|International Classification||B41J3/01, B41J2/21, G06K1/12, B41J2/01, B41J21/00, H04N1/60|
|Cooperative Classification||B41J2/2107, H04N1/60, G06K2215/0094, G06K1/121|
|European Classification||G06K1/12B, H04N1/60, B41J2/21B|
|May 16, 2000||AS||Assignment|
Owner name: HEWLETT-PACKARD COMPANY, COLORADO
Free format text: ASSIGNMENT OF ASSIGNORS INTEREST;ASSIGNOR:HEWLETT-PACKARD ESPANOLA, S.A.;REEL/FRAME:010632/0213
Effective date: 20000313
Owner name: HEWLETT-PACKARD COMPANY, COLORADO
Free format text: ASSIGNMENT OF ASSIGNORS INTEREST;ASSIGNORS:VIVES, JUAN CARLOS;STEPHENS, JR., RONALD D.;REEL/FRAME:010632/0277;SIGNING DATES FROM 20000301 TO 20000303
|Sep 12, 2005||AS||Assignment|
Owner name: H2ENERGY SOLUTIONS, INC., CONNECTICUT
Free format text: ASSIGNMENT OF ASSIGNORS INTEREST;ASSIGNOR:TOMOIU, CONSTANTIN;REEL/FRAME:016769/0532
Effective date: 20050908
|Feb 27, 2006||FPAY||Fee payment|
Year of fee payment: 4
|Apr 5, 2010||REMI||Maintenance fee reminder mailed|
|Aug 27, 2010||LAPS||Lapse for failure to pay maintenance fees|
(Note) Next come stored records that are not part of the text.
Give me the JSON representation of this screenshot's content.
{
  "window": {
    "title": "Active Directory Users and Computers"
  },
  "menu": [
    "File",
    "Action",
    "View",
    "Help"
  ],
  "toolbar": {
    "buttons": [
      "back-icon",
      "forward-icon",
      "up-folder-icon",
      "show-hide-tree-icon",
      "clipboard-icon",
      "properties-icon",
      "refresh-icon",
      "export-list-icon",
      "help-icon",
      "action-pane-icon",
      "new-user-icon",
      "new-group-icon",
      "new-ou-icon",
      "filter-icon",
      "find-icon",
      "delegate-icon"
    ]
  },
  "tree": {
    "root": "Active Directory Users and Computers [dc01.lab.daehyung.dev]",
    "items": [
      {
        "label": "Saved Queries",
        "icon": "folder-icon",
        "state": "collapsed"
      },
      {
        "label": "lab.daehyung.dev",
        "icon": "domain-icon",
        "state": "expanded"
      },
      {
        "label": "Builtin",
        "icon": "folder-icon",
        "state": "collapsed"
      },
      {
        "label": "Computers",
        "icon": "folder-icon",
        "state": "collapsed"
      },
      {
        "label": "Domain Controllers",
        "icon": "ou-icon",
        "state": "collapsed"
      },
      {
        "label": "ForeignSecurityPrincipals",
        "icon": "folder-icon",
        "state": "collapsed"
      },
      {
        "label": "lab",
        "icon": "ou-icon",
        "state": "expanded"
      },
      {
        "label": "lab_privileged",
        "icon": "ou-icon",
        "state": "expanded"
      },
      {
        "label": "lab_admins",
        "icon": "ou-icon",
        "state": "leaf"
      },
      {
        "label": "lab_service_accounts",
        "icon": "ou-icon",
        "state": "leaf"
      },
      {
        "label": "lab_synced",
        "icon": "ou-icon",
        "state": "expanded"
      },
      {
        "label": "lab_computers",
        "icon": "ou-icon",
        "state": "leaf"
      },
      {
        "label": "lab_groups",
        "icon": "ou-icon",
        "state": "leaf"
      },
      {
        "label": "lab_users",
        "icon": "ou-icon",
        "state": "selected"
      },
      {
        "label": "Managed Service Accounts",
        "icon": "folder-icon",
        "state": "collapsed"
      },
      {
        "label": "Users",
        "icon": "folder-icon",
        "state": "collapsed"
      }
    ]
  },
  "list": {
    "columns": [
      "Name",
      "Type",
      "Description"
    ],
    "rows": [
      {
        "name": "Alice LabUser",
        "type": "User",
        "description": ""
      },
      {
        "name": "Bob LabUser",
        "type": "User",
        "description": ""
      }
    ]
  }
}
|Oct 19, 2010||FP||Expired due to failure to pay maintenance fee|
Effective date: 20100827